I want to maintain my privacy and protect my identity. Is this okay and can I use alias type email addresses (if there is such a thing)
Sure. It's done all the time...a person named "Robstumpftalkstoomuch" posted a review of my law firm on another website, and I am pretty sure that's not her real name.
Yes, you can. Whether it is legal and proper may be determined in part by the type of website and the nature of your use thereof. I suggest you review the terms and conditions of use for the website and be guided accordingly.
Ms. Brown may be reached at 718-878-6886 during regular business hours, or anytime by email at: firstname.lastname@example.org.

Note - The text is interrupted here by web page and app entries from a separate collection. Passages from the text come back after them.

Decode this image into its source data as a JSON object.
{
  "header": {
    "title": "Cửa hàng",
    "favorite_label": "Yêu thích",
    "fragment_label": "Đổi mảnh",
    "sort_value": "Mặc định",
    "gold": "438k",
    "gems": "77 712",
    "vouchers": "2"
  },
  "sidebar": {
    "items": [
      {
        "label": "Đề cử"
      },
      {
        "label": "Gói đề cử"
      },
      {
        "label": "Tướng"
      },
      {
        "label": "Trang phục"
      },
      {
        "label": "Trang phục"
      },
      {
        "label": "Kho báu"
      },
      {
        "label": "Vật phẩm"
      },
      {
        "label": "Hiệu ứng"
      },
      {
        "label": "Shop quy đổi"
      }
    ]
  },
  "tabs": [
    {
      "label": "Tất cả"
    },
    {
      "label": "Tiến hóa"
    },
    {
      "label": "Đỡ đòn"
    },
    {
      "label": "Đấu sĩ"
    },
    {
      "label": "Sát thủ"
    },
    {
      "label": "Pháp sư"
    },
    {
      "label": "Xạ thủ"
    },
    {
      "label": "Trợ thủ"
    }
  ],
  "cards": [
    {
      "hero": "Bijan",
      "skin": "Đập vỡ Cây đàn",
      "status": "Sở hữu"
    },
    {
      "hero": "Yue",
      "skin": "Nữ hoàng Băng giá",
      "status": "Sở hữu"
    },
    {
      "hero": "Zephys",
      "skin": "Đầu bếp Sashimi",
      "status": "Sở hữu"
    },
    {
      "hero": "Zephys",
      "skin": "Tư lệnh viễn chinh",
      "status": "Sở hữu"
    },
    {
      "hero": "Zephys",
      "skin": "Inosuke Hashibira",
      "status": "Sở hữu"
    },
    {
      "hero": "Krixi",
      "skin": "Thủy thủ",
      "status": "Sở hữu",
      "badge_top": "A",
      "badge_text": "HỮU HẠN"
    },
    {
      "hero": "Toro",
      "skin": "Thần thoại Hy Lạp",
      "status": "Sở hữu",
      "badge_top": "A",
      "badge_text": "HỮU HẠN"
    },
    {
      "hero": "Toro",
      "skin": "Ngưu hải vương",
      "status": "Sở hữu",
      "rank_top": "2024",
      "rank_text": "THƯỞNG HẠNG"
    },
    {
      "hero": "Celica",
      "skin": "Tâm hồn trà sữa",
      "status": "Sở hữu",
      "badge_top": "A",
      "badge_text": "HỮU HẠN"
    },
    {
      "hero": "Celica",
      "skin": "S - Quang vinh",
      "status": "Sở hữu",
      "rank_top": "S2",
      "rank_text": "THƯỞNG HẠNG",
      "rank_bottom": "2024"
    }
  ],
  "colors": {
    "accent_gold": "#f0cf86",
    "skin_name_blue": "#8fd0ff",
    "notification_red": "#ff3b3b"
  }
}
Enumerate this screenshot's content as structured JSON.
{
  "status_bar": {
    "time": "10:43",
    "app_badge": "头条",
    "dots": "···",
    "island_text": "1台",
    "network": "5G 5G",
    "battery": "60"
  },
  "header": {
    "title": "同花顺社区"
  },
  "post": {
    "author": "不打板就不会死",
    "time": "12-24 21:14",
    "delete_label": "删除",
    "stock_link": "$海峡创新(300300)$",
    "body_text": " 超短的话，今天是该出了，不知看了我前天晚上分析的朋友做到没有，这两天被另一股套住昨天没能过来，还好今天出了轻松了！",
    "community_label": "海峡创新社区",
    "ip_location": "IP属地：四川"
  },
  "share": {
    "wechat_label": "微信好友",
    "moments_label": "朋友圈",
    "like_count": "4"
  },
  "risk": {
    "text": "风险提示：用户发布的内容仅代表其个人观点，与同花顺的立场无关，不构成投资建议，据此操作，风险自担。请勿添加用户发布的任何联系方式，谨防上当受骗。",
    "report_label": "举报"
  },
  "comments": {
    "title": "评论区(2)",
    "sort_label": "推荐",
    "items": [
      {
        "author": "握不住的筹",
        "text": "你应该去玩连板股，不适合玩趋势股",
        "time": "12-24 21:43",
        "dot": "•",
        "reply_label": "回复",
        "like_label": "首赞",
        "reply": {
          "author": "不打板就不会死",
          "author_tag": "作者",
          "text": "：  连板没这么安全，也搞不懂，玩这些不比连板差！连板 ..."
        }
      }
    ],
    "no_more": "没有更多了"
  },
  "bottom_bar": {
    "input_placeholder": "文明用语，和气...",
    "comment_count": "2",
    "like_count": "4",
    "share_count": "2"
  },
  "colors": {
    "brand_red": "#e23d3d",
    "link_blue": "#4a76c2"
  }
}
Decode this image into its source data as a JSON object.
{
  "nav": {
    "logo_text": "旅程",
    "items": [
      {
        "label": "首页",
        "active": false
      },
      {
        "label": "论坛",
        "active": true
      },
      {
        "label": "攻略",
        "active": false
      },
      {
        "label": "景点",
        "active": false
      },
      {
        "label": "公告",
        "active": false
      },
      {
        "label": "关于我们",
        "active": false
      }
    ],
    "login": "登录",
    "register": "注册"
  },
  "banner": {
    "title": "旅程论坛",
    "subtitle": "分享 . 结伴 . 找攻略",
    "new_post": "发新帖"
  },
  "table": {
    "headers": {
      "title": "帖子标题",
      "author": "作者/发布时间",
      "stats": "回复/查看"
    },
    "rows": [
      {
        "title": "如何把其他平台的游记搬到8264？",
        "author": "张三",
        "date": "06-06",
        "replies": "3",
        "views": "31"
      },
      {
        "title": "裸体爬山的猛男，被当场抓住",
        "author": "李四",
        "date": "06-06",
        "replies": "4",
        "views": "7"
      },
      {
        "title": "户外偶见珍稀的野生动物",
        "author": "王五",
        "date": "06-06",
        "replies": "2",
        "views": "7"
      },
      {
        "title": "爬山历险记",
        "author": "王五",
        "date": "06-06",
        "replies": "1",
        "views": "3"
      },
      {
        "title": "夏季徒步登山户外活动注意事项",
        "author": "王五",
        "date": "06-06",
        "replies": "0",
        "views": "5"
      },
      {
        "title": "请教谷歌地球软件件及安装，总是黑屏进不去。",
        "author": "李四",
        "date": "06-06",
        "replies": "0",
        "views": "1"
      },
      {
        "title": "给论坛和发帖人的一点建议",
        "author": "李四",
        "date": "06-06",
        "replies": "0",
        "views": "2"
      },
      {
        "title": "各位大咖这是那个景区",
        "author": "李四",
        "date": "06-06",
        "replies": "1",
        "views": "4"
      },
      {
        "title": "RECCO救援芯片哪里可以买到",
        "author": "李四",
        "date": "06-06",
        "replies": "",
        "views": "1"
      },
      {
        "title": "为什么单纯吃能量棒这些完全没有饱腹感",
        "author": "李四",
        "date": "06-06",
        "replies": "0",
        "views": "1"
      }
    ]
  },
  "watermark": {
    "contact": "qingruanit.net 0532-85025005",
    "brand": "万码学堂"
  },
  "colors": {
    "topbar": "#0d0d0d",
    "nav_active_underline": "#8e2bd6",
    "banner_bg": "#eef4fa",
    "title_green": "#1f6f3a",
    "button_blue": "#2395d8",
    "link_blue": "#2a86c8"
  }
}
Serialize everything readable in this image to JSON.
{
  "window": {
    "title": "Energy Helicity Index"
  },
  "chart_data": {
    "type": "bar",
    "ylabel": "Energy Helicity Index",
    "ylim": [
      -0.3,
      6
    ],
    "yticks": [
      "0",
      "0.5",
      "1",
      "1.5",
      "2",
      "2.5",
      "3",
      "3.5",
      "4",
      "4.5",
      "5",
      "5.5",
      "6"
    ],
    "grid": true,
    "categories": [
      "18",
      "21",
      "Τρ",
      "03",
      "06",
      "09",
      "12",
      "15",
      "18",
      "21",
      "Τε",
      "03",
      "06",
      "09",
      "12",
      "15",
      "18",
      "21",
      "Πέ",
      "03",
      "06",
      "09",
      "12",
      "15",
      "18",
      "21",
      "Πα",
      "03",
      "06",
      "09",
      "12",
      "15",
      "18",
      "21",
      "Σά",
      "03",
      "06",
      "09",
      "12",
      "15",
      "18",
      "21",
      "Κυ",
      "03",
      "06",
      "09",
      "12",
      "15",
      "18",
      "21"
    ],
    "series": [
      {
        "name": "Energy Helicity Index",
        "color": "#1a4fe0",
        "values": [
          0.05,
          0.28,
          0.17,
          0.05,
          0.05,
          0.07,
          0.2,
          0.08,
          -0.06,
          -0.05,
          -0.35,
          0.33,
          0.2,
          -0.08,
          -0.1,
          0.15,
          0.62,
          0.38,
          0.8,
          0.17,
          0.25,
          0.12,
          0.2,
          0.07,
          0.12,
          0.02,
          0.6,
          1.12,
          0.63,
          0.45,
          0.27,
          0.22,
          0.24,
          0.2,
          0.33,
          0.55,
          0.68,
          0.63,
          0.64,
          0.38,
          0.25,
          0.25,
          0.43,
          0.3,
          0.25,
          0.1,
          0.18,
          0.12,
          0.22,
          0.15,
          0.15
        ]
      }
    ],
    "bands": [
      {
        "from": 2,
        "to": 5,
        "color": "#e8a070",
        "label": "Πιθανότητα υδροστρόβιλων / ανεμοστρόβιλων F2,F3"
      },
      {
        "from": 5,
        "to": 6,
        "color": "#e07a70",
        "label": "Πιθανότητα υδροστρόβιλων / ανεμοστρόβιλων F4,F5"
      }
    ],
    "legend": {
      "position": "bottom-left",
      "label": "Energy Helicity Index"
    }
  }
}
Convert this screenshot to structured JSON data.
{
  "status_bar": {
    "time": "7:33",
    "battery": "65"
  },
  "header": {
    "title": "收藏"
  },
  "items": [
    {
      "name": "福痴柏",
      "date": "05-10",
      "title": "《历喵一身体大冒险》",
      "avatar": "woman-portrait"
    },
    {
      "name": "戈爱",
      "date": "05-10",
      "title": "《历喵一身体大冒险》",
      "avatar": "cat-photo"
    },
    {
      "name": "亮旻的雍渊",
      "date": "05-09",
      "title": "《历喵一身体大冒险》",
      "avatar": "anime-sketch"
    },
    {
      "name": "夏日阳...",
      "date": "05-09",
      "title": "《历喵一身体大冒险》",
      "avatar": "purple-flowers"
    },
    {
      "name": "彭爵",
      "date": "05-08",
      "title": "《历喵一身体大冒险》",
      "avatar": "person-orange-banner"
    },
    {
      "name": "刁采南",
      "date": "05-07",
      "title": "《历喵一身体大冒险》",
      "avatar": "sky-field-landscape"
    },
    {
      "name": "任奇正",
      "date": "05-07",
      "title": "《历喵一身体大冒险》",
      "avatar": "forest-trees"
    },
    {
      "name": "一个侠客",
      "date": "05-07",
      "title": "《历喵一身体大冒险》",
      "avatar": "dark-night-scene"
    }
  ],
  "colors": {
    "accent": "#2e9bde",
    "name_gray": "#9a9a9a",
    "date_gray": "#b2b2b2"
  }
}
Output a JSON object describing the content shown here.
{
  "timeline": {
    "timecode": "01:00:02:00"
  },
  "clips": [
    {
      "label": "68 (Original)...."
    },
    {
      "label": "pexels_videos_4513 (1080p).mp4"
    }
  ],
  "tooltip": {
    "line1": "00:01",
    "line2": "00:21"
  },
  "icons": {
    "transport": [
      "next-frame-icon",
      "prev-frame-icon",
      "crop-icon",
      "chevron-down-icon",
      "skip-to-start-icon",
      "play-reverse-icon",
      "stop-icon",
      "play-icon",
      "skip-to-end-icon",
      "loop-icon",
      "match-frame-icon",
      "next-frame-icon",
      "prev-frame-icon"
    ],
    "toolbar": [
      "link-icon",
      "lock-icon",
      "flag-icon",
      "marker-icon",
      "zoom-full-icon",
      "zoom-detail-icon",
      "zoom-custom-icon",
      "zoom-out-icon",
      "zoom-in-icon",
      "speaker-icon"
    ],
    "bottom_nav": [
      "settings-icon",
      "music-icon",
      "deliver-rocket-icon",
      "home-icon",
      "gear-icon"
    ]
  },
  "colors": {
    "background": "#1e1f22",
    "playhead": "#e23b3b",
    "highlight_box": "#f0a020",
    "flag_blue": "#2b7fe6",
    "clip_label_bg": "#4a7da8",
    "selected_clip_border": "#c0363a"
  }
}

All of Ms. Brownâ€™s responses to questions posted on AVVO are intended as general information based upon the facts stated in the question, and are provided for educational purposes of the public, not any specific individual, and her response to the question above is not legal advice and it does not create an attorney-client relationship. Ms. Brown is licensed to practice law in New York. If you would like to obtain specific legal advice about this issue, you must contact an attorney who is licensed to practice law in your state.
Employment / Labor Attorney
It depends on the website. When you sign up you are agreeing to a contract, and some website TOS may require real names. For instance, Google+ and Facebook.
This is not legal advice but only general information. No attorney-client relationship is created without a written and signed retainer. I do not know all the facts of your specific situation, which will affect this general post. You can get more information at my websites: http://kindsvater.com http://internetmarketinglawcenter.com
The above is general legal and business analysis. It is not "legal advise" but analysis, and different lawyers may analyse this matter differently, especially if there are additional facts not reflected in the question. I am not your attorney until retained by a written retainer agreement signed by both of us. I am only licensed in California. See also avvo.com terms and conditions item 9, incorporated as if it was reprinted here.
Intellectual Property Law Attorney
Yes, absolutely, assuming the terms and conditions on the particular website allow for it. Even if they don't, it's not illegal to post anonymous comments. Just don't go reviewing your own books under an assumed name, as sock puppet reviews are ethically suspect.